As if on cue, the markets that began rallying after Christmas have continued to do so right on through the end of the first quarter. Propelled by the Fed’s pivot toward a more patient view on monetary policy, investors are reading the Fed as stepping away from the rate increases that were previously earmarked for 2019. With the low interest rate environment back in vogue, investors are once again willing to take a position in risk assets via the equity markets. Some would point out that the economic data does not warrant a strong stock market, but investors are looking through the poor economic data and are assuming that the economy, after a brief lull in recent months, will pick up through the remainder of 2019. Like the Fed, we will have to be patient and see!

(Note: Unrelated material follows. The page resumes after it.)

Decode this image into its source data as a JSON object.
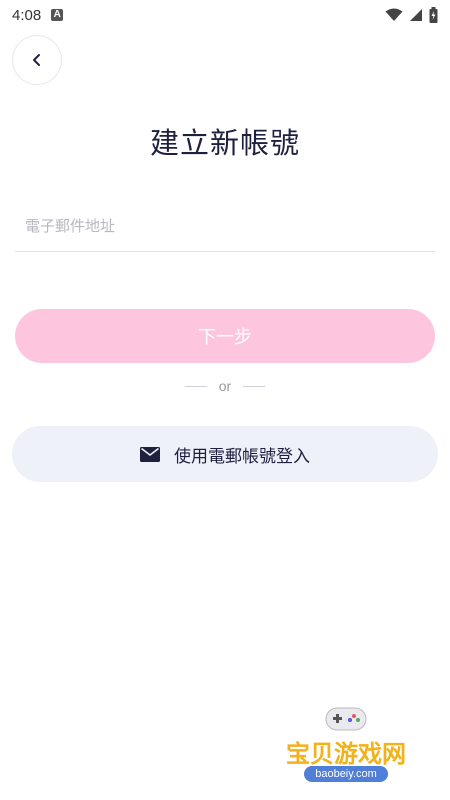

Geopolitically, a resolution on the U.S. / Mexico border dispute and trade agreements with major economies around the world could bolster stocks into the summer. Nothing is certain regarding politics, so volatility is likely as news about a trade deal (both positive and negative) get leaked ahead of a final deal.

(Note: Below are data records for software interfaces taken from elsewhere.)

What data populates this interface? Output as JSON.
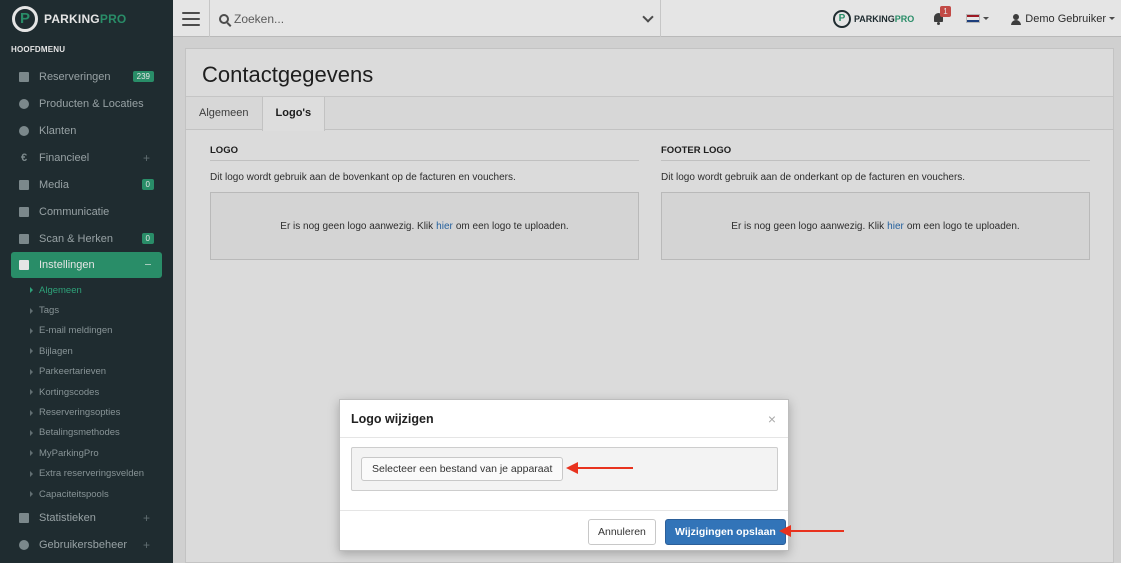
{
  "app": {
    "brand_primary": "PARKING",
    "brand_secondary": "PRO",
    "brand_color": "#2e9d74",
    "sidebar_color": "#233236"
  },
  "topbar": {
    "search_placeholder": "Zoeken...",
    "notification_count": "1",
    "user_name": "Demo Gebruiker",
    "language_flag": "nl-flag-icon"
  },
  "sidebar": {
    "heading": "HOOFDMENU",
    "items": [
      {
        "label": "Reserveringen",
        "icon": "calendar-icon",
        "badge": "239"
      },
      {
        "label": "Producten & Locaties",
        "icon": "map-marker-icon"
      },
      {
        "label": "Klanten",
        "icon": "user-icon"
      },
      {
        "label": "Financieel",
        "icon": "euro-icon",
        "expand": "+"
      },
      {
        "label": "Media",
        "icon": "image-icon",
        "badge": "0"
      },
      {
        "label": "Communicatie",
        "icon": "envelope-icon"
      },
      {
        "label": "Scan & Herken",
        "icon": "camera-icon",
        "badge": "0"
      },
      {
        "label": "Instellingen",
        "icon": "wrench-icon",
        "active": true
      }
    ],
    "sub_items": [
      "Algemeen",
      "Tags",
      "E-mail meldingen",
      "Bijlagen",
      "Parkeertarieven",
      "Kortingscodes",
      "Reserveringsopties",
      "Betalingsmethodes",
      "MyParkingPro",
      "Extra reserveringsvelden",
      "Capaciteitspools"
    ],
    "bottom_items": [
      {
        "label": "Statistieken",
        "icon": "bar-chart-icon",
        "expand": "+"
      },
      {
        "label": "Gebruikersbeheer",
        "icon": "users-icon",
        "expand": "+"
      }
    ]
  },
  "main": {
    "page_title": "Contactgegevens",
    "tabs": [
      {
        "label": "Algemeen"
      },
      {
        "label": "Logo's",
        "active": true
      }
    ],
    "logo": {
      "heading": "LOGO",
      "description": "Dit logo wordt gebruik aan de bovenkant op de facturen en vouchers.",
      "empty_before": "Er is nog geen logo aanwezig. Klik",
      "empty_link": "hier",
      "empty_after": "om een logo te uploaden."
    },
    "footer_logo": {
      "heading": "FOOTER LOGO",
      "description": "Dit logo wordt gebruik aan de onderkant op de facturen en vouchers.",
      "empty_before": "Er is nog geen logo aanwezig. Klik",
      "empty_link": "hier",
      "empty_after": "om een logo te uploaden."
    }
  },
  "modal": {
    "title": "Logo wijzigen",
    "close": "×",
    "file_button": "Selecteer een bestand van je apparaat",
    "cancel_button": "Annuleren",
    "save_button": "Wijzigingen opslaan",
    "primary_color": "#3274b8",
    "annotation_color": "#e8321e"
  }
}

Fears of a recession are rising as the yield curve briefly inverted and other decelerating indicators on housing and business spending have accompanied the economic slowdown. The timing of any recession is at best an art, and at worst a best guess. That said, the weak data overseas certainly threatens a spillover type of effect on the U.S. given the global nature of our economy. Job and wage gains continue to support a healthy consumer and suggest a rebound in output remains likely in the second half of the year. Also, on the brighter side, benign inflationary pressures mean “real” growth in profit margins from major U.S. companies remain largely intact even as total sales have slowed a bit thus far in 2019.